- Turf wars. Using the above example, one could ask: “Who owns the site? Finance or manufacturing?” This could lead to a clash of personalities. Avoid that problem by creating a separate tree in the taxonomy just for projects. That way, no department owns the project in “its turf.”
It’s difficult for guidelines to go much further than separating projects from core business functions. However, you will almost certainly want to refine this part of the tree. Consider refining it down into short-term and long-term projects.
Don’t be one of those companies that builds out a SharePoint environment, then gets the user community on the hook and then finds itself a year later with a creaky, inefficient and frustrating site map that doesn’t make sense to anyone except the SharePoint implementation team.
Build your site taxonomy around core business functions, but prepare yourself to welcome inevitable growth. Core business functions serve as the foundation for your SharePoint site taxonomy. Ad hoc collaboration sites for projects and other temporary needs allow the system to let off steam and grow in a controlled manner without being overly controlling.
About the author:
Paul Galvin is a Microsoft SharePoint MVP and a SharePoint solutions architect at EMC Corp. He has worked in the IT industry for more than 15 years in areas such as software development, consulting and SharePoint solutions design, where he works with clients to create business solutions using the SharePoint platform.
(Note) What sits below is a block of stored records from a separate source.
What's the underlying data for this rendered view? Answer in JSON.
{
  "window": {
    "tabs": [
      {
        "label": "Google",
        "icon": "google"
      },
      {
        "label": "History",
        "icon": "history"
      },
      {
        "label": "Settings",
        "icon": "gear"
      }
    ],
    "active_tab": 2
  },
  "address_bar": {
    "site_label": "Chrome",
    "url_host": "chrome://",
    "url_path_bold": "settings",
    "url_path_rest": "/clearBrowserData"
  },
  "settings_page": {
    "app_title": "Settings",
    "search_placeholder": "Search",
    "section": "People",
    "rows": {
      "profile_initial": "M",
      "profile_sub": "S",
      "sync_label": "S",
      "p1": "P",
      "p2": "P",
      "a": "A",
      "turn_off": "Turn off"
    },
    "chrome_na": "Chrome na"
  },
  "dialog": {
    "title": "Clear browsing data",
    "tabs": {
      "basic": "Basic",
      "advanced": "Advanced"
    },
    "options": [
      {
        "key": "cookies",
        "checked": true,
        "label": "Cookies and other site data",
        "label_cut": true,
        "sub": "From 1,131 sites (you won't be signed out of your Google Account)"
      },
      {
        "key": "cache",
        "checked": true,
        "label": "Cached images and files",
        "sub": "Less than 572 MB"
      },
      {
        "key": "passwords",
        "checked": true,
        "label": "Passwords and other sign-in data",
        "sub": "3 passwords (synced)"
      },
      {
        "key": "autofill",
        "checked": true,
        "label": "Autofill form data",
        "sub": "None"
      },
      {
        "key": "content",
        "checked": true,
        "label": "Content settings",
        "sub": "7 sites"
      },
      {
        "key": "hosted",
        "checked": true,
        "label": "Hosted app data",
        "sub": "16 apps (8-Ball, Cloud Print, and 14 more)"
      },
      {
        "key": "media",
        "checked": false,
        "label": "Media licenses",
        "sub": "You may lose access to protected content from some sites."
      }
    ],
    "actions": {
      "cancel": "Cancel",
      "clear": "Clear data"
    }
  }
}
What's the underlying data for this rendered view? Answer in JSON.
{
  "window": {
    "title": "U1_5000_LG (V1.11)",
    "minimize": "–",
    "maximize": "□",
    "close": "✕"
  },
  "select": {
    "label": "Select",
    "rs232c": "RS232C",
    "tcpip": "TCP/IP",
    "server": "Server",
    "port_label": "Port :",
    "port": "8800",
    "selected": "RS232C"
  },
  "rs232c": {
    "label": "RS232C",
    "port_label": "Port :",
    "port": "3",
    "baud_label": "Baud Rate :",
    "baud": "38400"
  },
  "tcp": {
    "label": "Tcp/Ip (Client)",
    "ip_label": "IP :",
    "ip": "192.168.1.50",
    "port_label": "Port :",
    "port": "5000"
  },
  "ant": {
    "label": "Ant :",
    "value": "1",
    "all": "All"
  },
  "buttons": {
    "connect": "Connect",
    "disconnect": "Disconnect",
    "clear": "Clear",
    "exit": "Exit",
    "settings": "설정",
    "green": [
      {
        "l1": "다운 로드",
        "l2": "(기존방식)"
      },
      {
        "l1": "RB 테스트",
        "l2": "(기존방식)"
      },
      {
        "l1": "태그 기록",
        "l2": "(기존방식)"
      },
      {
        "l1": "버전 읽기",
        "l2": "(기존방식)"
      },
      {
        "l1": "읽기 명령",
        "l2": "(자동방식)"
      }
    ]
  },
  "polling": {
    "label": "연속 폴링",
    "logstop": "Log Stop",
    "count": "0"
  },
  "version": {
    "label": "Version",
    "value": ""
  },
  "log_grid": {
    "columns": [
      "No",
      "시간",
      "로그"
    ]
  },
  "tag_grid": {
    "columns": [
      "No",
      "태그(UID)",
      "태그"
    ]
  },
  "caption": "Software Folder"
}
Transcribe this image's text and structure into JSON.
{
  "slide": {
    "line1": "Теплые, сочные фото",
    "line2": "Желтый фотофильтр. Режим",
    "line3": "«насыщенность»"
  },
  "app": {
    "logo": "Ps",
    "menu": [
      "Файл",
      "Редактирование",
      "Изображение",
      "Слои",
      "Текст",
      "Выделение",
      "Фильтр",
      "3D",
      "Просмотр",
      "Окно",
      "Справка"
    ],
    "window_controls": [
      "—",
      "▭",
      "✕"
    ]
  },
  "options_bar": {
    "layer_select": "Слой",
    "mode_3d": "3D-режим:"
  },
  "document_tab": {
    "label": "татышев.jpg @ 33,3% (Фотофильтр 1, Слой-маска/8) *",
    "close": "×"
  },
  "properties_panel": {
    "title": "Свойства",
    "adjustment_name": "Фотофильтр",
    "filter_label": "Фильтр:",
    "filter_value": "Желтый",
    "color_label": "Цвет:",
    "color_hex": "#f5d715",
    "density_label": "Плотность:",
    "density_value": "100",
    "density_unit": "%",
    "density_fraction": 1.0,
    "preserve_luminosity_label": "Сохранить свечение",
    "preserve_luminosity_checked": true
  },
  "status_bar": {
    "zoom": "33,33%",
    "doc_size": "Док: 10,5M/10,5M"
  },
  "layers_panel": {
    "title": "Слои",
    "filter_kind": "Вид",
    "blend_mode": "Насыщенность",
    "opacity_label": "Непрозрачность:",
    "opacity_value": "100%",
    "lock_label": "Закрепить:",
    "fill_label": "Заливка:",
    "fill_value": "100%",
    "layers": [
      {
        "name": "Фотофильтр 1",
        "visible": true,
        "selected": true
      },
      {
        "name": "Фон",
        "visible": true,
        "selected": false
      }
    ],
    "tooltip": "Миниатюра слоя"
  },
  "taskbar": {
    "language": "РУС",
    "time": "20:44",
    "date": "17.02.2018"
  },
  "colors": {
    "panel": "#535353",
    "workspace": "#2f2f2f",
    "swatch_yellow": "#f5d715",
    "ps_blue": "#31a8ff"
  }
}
Galvin contributes to the SharePoint community through MSDN forums and his blog at http://paulgalvin.spaces.live.com.
This was first published in July 2009